Here at the North Cascades, we care about our ecosystem--and sometimes, taking care of it necessitates a little adventure.
Here, a member of the Exotic Plant Management Team (EPMT) rappels down a cliff to treat scotch broom with herbicide. This plant threatens the biodiversity of the ecosystem by taking over native vegetation and altering the habitat available to wildlife.
But you don't need technical rope skills to help prevent the spread of non-native species! Visitors can help by ensuring that gear and equipment are free of plant material before using in a new environment. [Image description: A man wearing a helmet and gloves rappels down a cliff above a grassy field.] NPS/M. Berkey photo
Attention hikers and backpackers: If headed to the park to hike some trails, keep an eye out.
Missing person: Casey Zippro was last seen on June 16 around 2 pm in the area of Colonial Creek Campground.

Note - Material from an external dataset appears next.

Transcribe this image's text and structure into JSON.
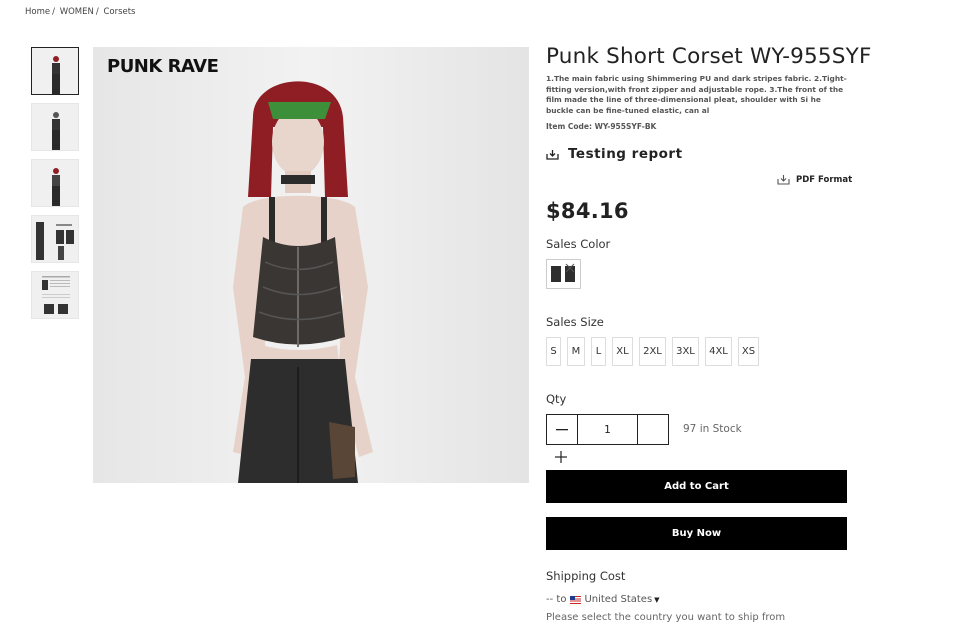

Casey was last seen wearing a light green jacket, denim jeans, white/black ball cap, and a light gray sleeveless “UnderArmour” brand shirt.
If you have information that could help locate this missing
person, or if you were in the area of Thunder Creek/Colonial
Creek Campground on June 16-17, 2018, please contact us:
CALL or TEXT the ISB Tip Line 888-653-0009.
"To be a climber, one has to accept that gratification is rarely immediate." Bernadette McDonald
The same lesson learned by alpine climbers persistently pushing towards the summit is also relevant to those of us who prefer to hike to the subalpine on a trail: all our patience waiting for the snow to melt will be rewarded with clear switchbacks to colorful meadows and sweeping views. Soon.
In the meantime, please be aware that most hikes above 4-5,000 feet still are covered in snow and will require mountaineering gear and route-finding skills for quite a while. If you're hoping to hike a trail, it's a good idea to check in with a ranger for current conditions. This page of the park website contains phone numbers and hours of visitor and information centers: https://www.nps.gov/noca/planyourvisit/hours.htm
Remember: our patience will be rewarded. Soon.
#FindYourPark #NPWest #Hurryupandmeltalready #noactuallysnowpackisagoodthing #stillimpatient
[Image Description: A lone figure hikes up a snowfield towards a jagged peak.] NPS/Bender photo